**RECORDS PROVIDED**
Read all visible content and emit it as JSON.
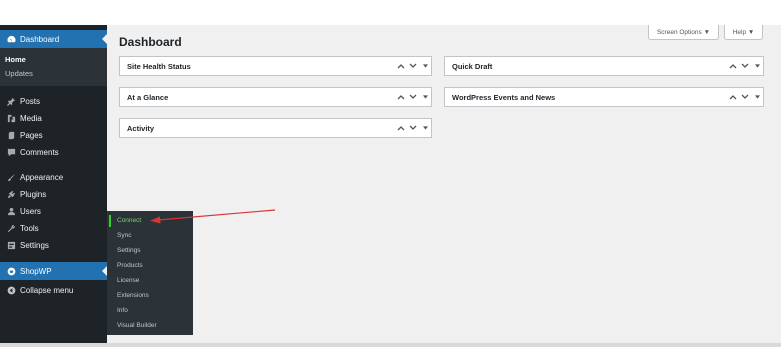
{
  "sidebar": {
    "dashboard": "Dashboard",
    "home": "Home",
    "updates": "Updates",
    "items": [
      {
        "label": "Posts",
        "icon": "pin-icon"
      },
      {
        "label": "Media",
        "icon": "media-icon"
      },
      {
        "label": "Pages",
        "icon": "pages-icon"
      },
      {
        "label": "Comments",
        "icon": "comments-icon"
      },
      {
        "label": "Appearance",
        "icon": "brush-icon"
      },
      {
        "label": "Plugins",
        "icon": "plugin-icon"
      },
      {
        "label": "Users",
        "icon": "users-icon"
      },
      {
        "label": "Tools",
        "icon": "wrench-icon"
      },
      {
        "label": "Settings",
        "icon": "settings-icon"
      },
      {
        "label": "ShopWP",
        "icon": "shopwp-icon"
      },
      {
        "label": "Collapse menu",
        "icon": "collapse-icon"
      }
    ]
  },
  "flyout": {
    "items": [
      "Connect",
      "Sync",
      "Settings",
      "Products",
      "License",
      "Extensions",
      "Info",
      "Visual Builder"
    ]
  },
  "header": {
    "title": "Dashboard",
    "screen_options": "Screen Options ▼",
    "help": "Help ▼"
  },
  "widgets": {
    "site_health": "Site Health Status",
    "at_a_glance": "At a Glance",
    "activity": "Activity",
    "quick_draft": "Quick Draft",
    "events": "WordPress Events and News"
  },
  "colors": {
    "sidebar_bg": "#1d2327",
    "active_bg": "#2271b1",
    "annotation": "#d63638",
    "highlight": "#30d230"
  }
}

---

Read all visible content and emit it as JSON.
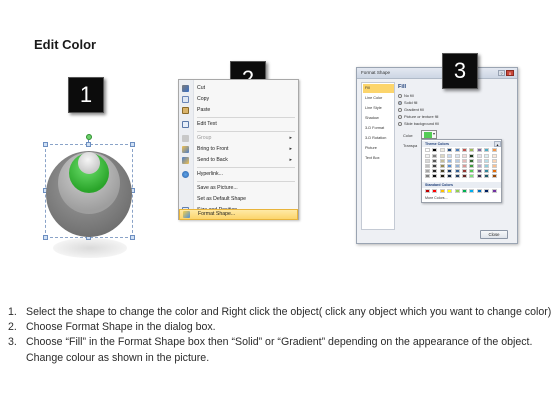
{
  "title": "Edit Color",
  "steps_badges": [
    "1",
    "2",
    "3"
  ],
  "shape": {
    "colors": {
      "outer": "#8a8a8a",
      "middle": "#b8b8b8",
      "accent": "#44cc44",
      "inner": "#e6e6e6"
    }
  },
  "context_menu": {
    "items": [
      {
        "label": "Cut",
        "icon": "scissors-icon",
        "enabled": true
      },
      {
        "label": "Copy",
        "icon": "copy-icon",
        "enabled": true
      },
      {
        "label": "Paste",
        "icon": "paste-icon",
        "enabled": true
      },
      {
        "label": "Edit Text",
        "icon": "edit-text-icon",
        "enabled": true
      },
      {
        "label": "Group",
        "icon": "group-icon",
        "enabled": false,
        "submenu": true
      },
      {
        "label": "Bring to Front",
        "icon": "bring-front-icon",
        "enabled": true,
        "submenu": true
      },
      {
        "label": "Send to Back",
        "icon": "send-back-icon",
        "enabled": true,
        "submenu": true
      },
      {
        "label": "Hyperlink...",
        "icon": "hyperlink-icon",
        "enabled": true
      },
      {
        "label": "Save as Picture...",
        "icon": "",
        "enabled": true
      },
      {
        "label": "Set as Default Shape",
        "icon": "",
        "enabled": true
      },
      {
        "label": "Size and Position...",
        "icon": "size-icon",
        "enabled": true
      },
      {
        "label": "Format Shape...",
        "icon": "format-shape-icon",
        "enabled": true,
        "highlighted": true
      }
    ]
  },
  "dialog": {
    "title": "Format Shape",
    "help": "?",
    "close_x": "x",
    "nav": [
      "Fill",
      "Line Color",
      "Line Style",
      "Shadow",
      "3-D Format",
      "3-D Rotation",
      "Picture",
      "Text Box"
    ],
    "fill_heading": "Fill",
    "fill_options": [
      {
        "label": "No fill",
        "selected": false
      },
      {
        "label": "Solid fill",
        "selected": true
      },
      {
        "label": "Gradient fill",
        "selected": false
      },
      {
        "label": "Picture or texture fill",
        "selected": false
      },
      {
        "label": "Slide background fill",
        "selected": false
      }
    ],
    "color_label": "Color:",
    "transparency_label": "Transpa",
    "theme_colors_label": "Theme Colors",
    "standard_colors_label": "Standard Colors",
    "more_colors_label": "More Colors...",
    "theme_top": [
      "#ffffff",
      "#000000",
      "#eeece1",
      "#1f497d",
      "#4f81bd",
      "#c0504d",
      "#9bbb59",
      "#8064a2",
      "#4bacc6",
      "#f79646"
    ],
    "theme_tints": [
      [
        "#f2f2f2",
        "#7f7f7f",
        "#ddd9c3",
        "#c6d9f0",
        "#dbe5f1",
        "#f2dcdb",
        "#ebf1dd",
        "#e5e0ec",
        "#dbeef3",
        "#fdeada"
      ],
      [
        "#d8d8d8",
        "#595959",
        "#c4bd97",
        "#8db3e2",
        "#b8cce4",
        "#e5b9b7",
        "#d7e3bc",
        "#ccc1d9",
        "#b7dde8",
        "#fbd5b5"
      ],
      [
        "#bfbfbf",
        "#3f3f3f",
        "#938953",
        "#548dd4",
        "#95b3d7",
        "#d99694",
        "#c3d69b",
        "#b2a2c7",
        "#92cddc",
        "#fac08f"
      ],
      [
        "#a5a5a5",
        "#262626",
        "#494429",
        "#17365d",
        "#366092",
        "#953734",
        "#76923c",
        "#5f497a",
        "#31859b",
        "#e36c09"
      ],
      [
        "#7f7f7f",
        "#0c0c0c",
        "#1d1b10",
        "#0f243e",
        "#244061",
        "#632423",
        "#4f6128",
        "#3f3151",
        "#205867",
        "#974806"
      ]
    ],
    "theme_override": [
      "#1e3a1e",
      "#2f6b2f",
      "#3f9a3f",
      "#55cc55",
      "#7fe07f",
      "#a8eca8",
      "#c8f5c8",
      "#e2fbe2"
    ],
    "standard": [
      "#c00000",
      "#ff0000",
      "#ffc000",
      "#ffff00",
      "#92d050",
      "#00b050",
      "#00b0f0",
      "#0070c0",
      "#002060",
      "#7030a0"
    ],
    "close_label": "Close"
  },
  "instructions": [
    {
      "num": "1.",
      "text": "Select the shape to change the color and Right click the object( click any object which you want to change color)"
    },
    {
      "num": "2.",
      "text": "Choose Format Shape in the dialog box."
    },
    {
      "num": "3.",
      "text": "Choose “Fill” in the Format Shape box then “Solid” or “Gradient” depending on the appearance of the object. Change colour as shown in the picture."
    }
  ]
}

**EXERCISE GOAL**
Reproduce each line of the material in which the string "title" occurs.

**RESPONSE AREA**
    "title": "Dashboard",
  "title": "Edit Color",
    "title": "Format Shape",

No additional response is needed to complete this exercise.